◆ INFORMATION GIVEN
▼

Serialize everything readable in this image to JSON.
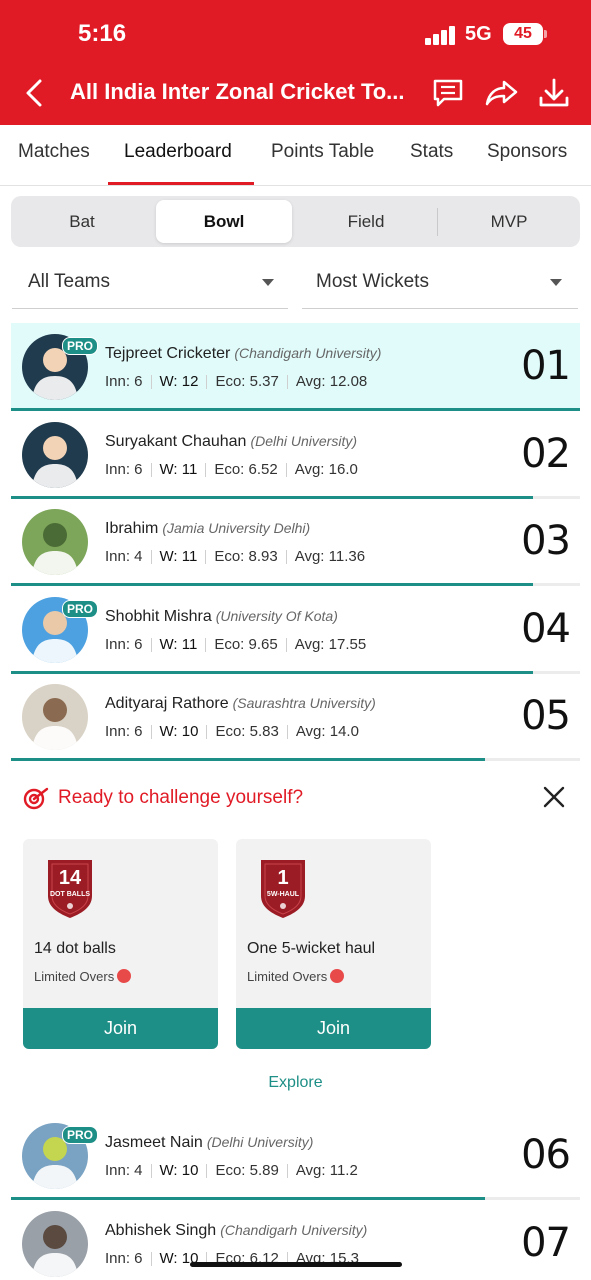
{
  "status_bar": {
    "time": "5:16",
    "network": "5G",
    "battery": "45"
  },
  "nav": {
    "title": "All India Inter Zonal Cricket To...",
    "icons": [
      "back-icon",
      "message-icon",
      "share-icon",
      "download-icon"
    ]
  },
  "tabs": [
    "Matches",
    "Leaderboard",
    "Points Table",
    "Stats",
    "Sponsors"
  ],
  "active_tab": "Leaderboard",
  "segments": [
    "Bat",
    "Bowl",
    "Field",
    "MVP"
  ],
  "active_segment": "Bowl",
  "filters": {
    "team": "All Teams",
    "sort": "Most Wickets"
  },
  "players": [
    {
      "name": "Tejpreet Cricketer",
      "team": "(Chandigarh University)",
      "inn": "Inn: 6",
      "w": "W: 12",
      "eco": "Eco: 5.37",
      "avg": "Avg: 12.08",
      "rank": "01",
      "pro": true,
      "badge": "PRO",
      "highlight": true,
      "progress": 1.0
    },
    {
      "name": "Suryakant Chauhan",
      "team": "(Delhi University)",
      "inn": "Inn: 6",
      "w": "W: 11",
      "eco": "Eco: 6.52",
      "avg": "Avg: 16.0",
      "rank": "02",
      "pro": false,
      "badge": "",
      "highlight": false,
      "progress": 0.917
    },
    {
      "name": "Ibrahim",
      "team": "(Jamia University Delhi)",
      "inn": "Inn: 4",
      "w": "W: 11",
      "eco": "Eco: 8.93",
      "avg": "Avg: 11.36",
      "rank": "03",
      "pro": false,
      "badge": "",
      "highlight": false,
      "progress": 0.917
    },
    {
      "name": "Shobhit Mishra",
      "team": "(University Of Kota)",
      "inn": "Inn: 6",
      "w": "W: 11",
      "eco": "Eco: 9.65",
      "avg": "Avg: 17.55",
      "rank": "04",
      "pro": true,
      "badge": "PRO",
      "highlight": false,
      "progress": 0.917
    },
    {
      "name": "Adityaraj Rathore",
      "team": "(Saurashtra University)",
      "inn": "Inn: 6",
      "w": "W: 10",
      "eco": "Eco: 5.83",
      "avg": "Avg: 14.0",
      "rank": "05",
      "pro": false,
      "badge": "",
      "highlight": false,
      "progress": 0.833
    },
    {
      "name": "Jasmeet Nain",
      "team": "(Delhi University)",
      "inn": "Inn: 4",
      "w": "W: 10",
      "eco": "Eco: 5.89",
      "avg": "Avg: 11.2",
      "rank": "06",
      "pro": true,
      "badge": "PRO",
      "highlight": false,
      "progress": 0.833
    },
    {
      "name": "Abhishek Singh",
      "team": "(Chandigarh University)",
      "inn": "Inn: 6",
      "w": "W: 10",
      "eco": "Eco: 6.12",
      "avg": "Avg: 15.3",
      "rank": "07",
      "pro": false,
      "badge": "",
      "highlight": false,
      "progress": 0.833
    }
  ],
  "challenge": {
    "title": "Ready to challenge yourself?",
    "cards": [
      {
        "badge_number": "14",
        "badge_label": "DOT BALLS",
        "title": "14 dot balls",
        "subtitle": "Limited Overs",
        "button": "Join"
      },
      {
        "badge_number": "1",
        "badge_label": "5W-HAUL",
        "title": "One 5-wicket haul",
        "subtitle": "Limited Overs",
        "button": "Join"
      }
    ],
    "explore": "Explore"
  },
  "colors": {
    "brand_red": "#e11b26",
    "accent_teal": "#1e8f86",
    "highlight_row": "#e1fbfb",
    "badge_maroon": "#9b1c24"
  }
}
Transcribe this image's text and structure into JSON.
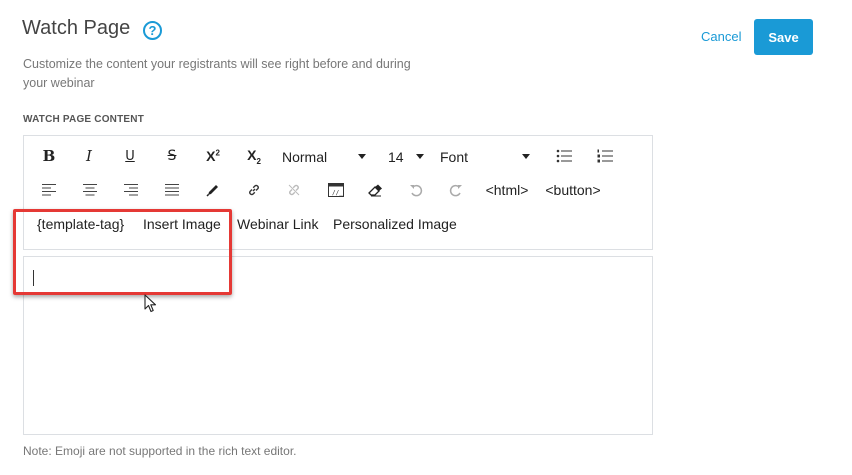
{
  "header": {
    "title": "Watch Page",
    "subtitle": "Customize the content your registrants will see right before and during your webinar",
    "help_icon_glyph": "?",
    "cancel_label": "Cancel",
    "save_label": "Save"
  },
  "section_label": "WATCH PAGE CONTENT",
  "toolbar": {
    "bold": "B",
    "italic": "I",
    "underline": "U",
    "strike": "S",
    "superscript_base": "X",
    "superscript_sup": "2",
    "subscript_base": "X",
    "subscript_sub": "2",
    "format_value": "Normal",
    "size_value": "14",
    "font_value": "Font",
    "html_label": "<html>",
    "button_label": "<button>",
    "template_tag_label": "{template-tag}",
    "insert_image_label": "Insert Image",
    "webinar_link_label": "Webinar Link",
    "personalized_image_label": "Personalized Image"
  },
  "note": "Note: Emoji are not supported in the rich text editor.",
  "colors": {
    "accent": "#1a9ad6",
    "highlight": "#e53935",
    "border": "#dcdfe3"
  }
}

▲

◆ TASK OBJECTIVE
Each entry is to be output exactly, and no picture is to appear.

◆ COMPLETED TASK
Serialize everything readable in this image to JSON.
{
  "status_bar": {
    "time": "5:16",
    "network": "5G",
    "battery": "45"
  },
  "nav": {
    "title": "All India Inter Zonal Cricket To...",
    "icons": [
      "back-icon",
      "message-icon",
      "share-icon",
      "download-icon"
    ]
  },
  "tabs": [
    "Matches",
    "Leaderboard",
    "Points Table",
    "Stats",
    "Sponsors"
  ],
  "active_tab": "Leaderboard",
  "segments": [
    "Bat",
    "Bowl",
    "Field",
    "MVP"
  ],
  "active_segment": "Bowl",
  "filters": {
    "team": "All Teams",
    "sort": "Most Wickets"
  },
  "players": [
    {
      "name": "Tejpreet Cricketer",
      "team": "(Chandigarh University)",
      "inn": "Inn: 6",
      "w": "W: 12",
      "eco": "Eco: 5.37",
      "avg": "Avg: 12.08",
      "rank": "01",
      "pro": true,
      "badge": "PRO",
      "highlight": true,
      "progress": 1.0
    },
    {
      "name": "Suryakant Chauhan",
      "team": "(Delhi University)",
      "inn": "Inn: 6",
      "w": "W: 11",
      "eco": "Eco: 6.52",
      "avg": "Avg: 16.0",
      "rank": "02",
      "pro": false,
      "badge": "",
      "highlight": false,
      "progress": 0.917
    },
    {
      "name": "Ibrahim",
      "team": "(Jamia University Delhi)",
      "inn": "Inn: 4",
      "w": "W: 11",
      "eco": "Eco: 8.93",
      "avg": "Avg: 11.36",
      "rank": "03",
      "pro": false,
      "badge": "",
      "highlight": false,
      "progress": 0.917
    },
    {
      "name": "Shobhit Mishra",
      "team": "(University Of Kota)",
      "inn": "Inn: 6",
      "w": "W: 11",
      "eco": "Eco: 9.65",
      "avg": "Avg: 17.55",
      "rank": "04",
      "pro": true,
      "badge": "PRO",
      "highlight": false,
      "progress": 0.917
    },
    {
      "name": "Adityaraj Rathore",
      "team": "(Saurashtra University)",
      "inn": "Inn: 6",
      "w": "W: 10",
      "eco": "Eco: 5.83",
      "avg": "Avg: 14.0",
      "rank": "05",
      "pro": false,
      "badge": "",
      "highlight": false,
      "progress": 0.833
    },
    {
      "name": "Jasmeet Nain",
      "team": "(Delhi University)",
      "inn": "Inn: 4",
      "w": "W: 10",
      "eco": "Eco: 5.89",
      "avg": "Avg: 11.2",
      "rank": "06",
      "pro": true,
      "badge": "PRO",
      "highlight": false,
      "progress": 0.833
    },
    {
      "name": "Abhishek Singh",
      "team": "(Chandigarh University)",
      "inn": "Inn: 6",
      "w": "W: 10",
      "eco": "Eco: 6.12",
      "avg": "Avg: 15.3",
      "rank": "07",
      "pro": false,
      "badge": "",
      "highlight": false,
      "progress": 0.833
    }
  ],
  "challenge": {
    "title": "Ready to challenge yourself?",
    "cards": [
      {
        "badge_number": "14",
        "badge_label": "DOT BALLS",
        "title": "14 dot balls",
        "subtitle": "Limited Overs",
        "button": "Join"
      },
      {
        "badge_number": "1",
        "badge_label": "5W-HAUL",
        "title": "One 5-wicket haul",
        "subtitle": "Limited Overs",
        "button": "Join"
      }
    ],
    "explore": "Explore"
  },
  "colors": {
    "brand_red": "#e11b26",
    "accent_teal": "#1e8f86",
    "highlight_row": "#e1fbfb",
    "badge_maroon": "#9b1c24"
  }
}
Transcribe this image's text and structure into JSON.
{
  "header": {
    "title": "Watch Page",
    "subtitle": "Customize the content your registrants will see right before and during your webinar",
    "help_icon_glyph": "?",
    "cancel_label": "Cancel",
    "save_label": "Save"
  },
  "section_label": "WATCH PAGE CONTENT",
  "toolbar": {
    "bold": "B",
    "italic": "I",
    "underline": "U",
    "strike": "S",
    "superscript_base": "X",
    "superscript_sup": "2",
    "subscript_base": "X",
    "subscript_sub": "2",
    "format_value": "Normal",
    "size_value": "14",
    "font_value": "Font",
    "html_label": "<html>",
    "button_label": "<button>",
    "template_tag_label": "{template-tag}",
    "insert_image_label": "Insert Image",
    "webinar_link_label": "Webinar Link",
    "personalized_image_label": "Personalized Image"
  },
  "note": "Note: Emoji are not supported in the rich text editor.",
  "colors": {
    "accent": "#1a9ad6",
    "highlight": "#e53935",
    "border": "#dcdfe3"
  }
}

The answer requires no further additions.